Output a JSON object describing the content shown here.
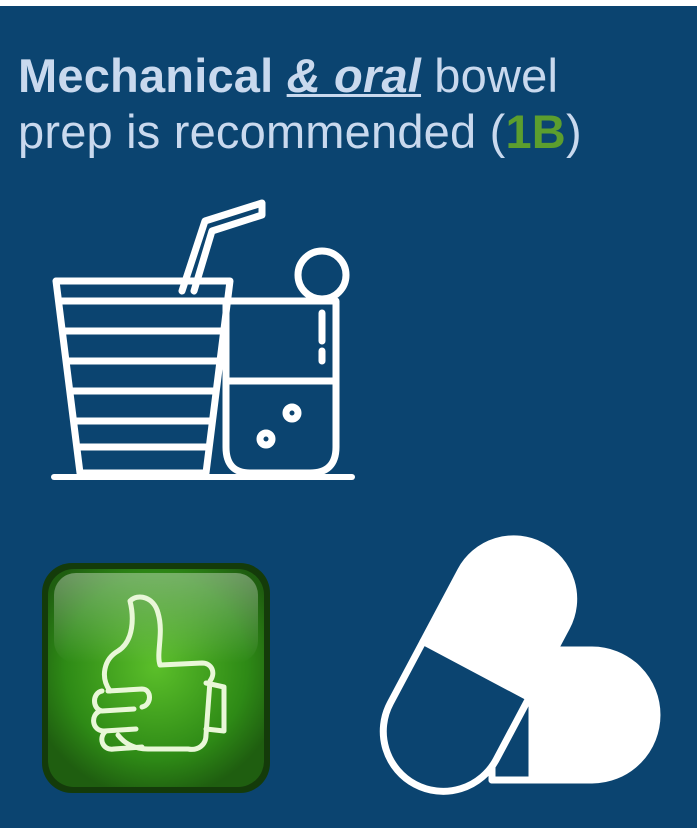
{
  "headline": {
    "part1": "Mechanical ",
    "emphasis": "& oral",
    "part2": " bowel",
    "line2_prefix": "prep is recommended (",
    "grade": "1B",
    "line2_suffix": ")"
  },
  "colors": {
    "background": "#0b4470",
    "text": "#c9d9ee",
    "grade": "#5c9e2e",
    "thumb_button": "#3f9a1f"
  },
  "icons": [
    "drinks-icon",
    "thumbs-up-icon",
    "capsule-pill-icon"
  ]
}
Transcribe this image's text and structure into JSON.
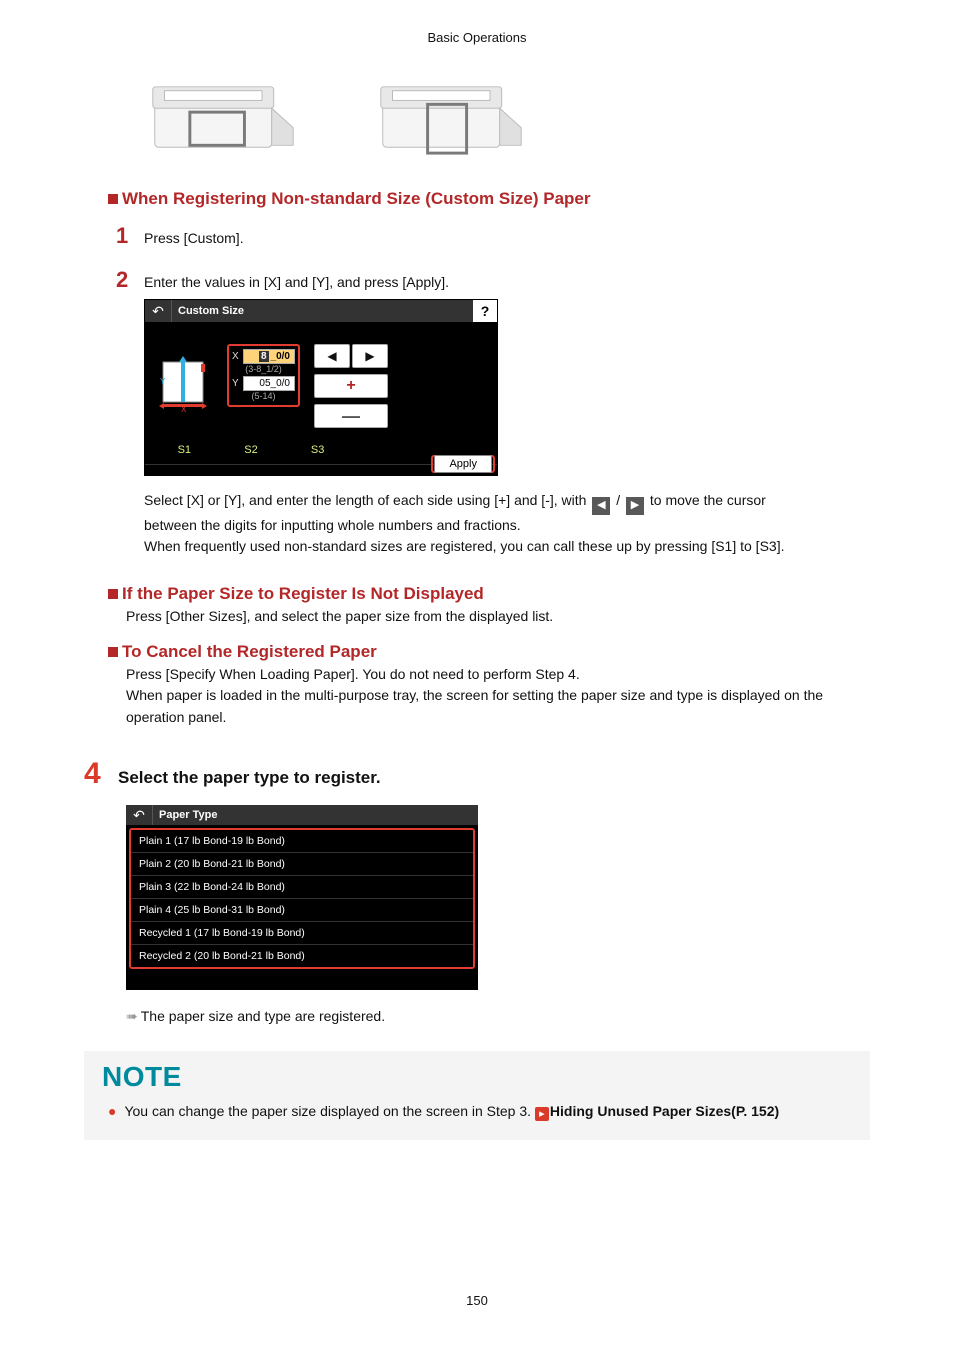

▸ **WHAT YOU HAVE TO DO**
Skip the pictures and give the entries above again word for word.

▸ **RESPONSE TO THE TASK**
Output a JSON object describing the content shown here.
{
  "headline": {
    "part1": "Mechanical ",
    "emphasis": "& oral",
    "part2": " bowel",
    "line2_prefix": "prep is recommended (",
    "grade": "1B",
    "line2_suffix": ")"
  },
  "colors": {
    "background": "#0b4470",
    "text": "#c9d9ee",
    "grade": "#5c9e2e",
    "thumb_button": "#3f9a1f"
  },
  "icons": [
    "drinks-icon",
    "thumbs-up-icon",
    "capsule-pill-icon"
  ]
}
Transcribe this image's text and structure into JSON.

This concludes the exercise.